Mika (short for Mikhail) Morozov (1897—1952) started being taught English when he was two years old. Later, he studied in Great Britain, then returned to Russia and received education at the Faculty of Philology of Moscow State University. Mikhail Morozov became a reputable literary scholar, theatre theorist, teacher, and a founder of Soviet Shakespearean science.
The great father’s great sonPierre-Auguste Renoir, one of those who started French Impressionism, was said to be an artist ‘who never painted a sad picture.' He enriched the world with a good deal of children’s portraits. His own kids were his favourite models.
Auguste Renoir was quite a crazy dad. To keep his little son Jean quiet for a half-hour sitting in his father’s studio, the boy was read aloud Andersen’s fairy tales. Jean was not a pretty boy, but his hair seemed to be real gold. The hair of Renoir’s sons was kept long for two reasons: to protect their heads against falls, and to provide Renoir with an inspiring opportunity to paint more golden glistening on the children’s locks. Jean only bid farewell to his hair when his younger brother was born.
Jean Renoir’s (1894—1979) oeuvre refutes the popular belief that the mother nature rests from labour for children of geniuses. There are art lovers who consider that not Jean is the great father’s son, but Pierre Auguste is the great son’s father.
Jean Renoir made the greatest pre-war French film, The Grand Illusion (1937). There are no battle-scenes, and only one character perishes, yet The Grand Illusion is still regarded as one of the most significant anti-war films. At the Venice Film Festival in 1937, the jury did not find courage to give it the Grand Jury Prize, so they awarded it for the Best Artistic Ensemble — a consolation prize, invented for the occasion.
In Germany, the Nazi Propaganda Minister Joseph Goebbels banned the film. He declared Renoir ‘Cinematic Public Enemy No. 1,' and called on his Italian colleague from Mussolini’s fascist government to do the same — and it was done.
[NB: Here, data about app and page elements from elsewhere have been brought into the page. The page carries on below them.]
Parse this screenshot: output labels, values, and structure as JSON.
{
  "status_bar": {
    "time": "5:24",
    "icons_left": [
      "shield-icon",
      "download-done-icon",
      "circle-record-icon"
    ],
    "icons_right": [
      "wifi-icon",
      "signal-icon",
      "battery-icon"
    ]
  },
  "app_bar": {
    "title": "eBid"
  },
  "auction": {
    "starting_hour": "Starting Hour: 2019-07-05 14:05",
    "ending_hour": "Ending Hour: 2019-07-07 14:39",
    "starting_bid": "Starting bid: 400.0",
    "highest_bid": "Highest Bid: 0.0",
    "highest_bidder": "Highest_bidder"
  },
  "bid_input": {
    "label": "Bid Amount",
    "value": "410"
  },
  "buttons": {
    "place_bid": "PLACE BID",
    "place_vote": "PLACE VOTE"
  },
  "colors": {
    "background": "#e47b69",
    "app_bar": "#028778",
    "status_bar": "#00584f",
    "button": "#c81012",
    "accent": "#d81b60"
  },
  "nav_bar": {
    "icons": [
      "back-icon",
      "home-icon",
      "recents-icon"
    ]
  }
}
For a long time, all European prints of The Grand Illusion were believed to have been destroyed by the Nazis, but in 1945, in Munich, the Americans found its negative (paradoxically, it had been kept safe by none other than the Germans). The film was then restored and ranked fifth in the list of the twelve best films of all time.
In 1974, Jean Renoir got an Academy Award as ‘a genius who, with grace, responsibility and enviable devotion through silent film, sound film, feature, documentary and television, has won the world’s admiration.' It is hard to be certain about every person living on the Earth, but for every filmmaker, this award is, no doubt, equivalent to HAPPINESS.
AfterwordThe first one who read this article was neither a child nor an adult, but fourteen-year-old Valery, a student of a Physics and Mathematics Lyceum.
‘A curious tendency,' he remarked. ‘The lives described are only those of the nobility and of people who, later, themselves pursued an artistic career or studied humanities. But why so? How about the great mathematicians?'
‘Dürer practised geometry, and was quite good at it,' I retorted. ‘However, in essence, you’re right. The reason is simple, though. Firstly, a noble descendant’s life is easier to trace. And secondly, remember the old adage "Where there’s an apple on the ground there must be an apple-tree around." In other words, painters' children tend to become painters themselves rather than take up exact sciences.'
‘That's true,' agreed the young mathematician. ‘Still, I find it sort of unfair to those who love sciences.'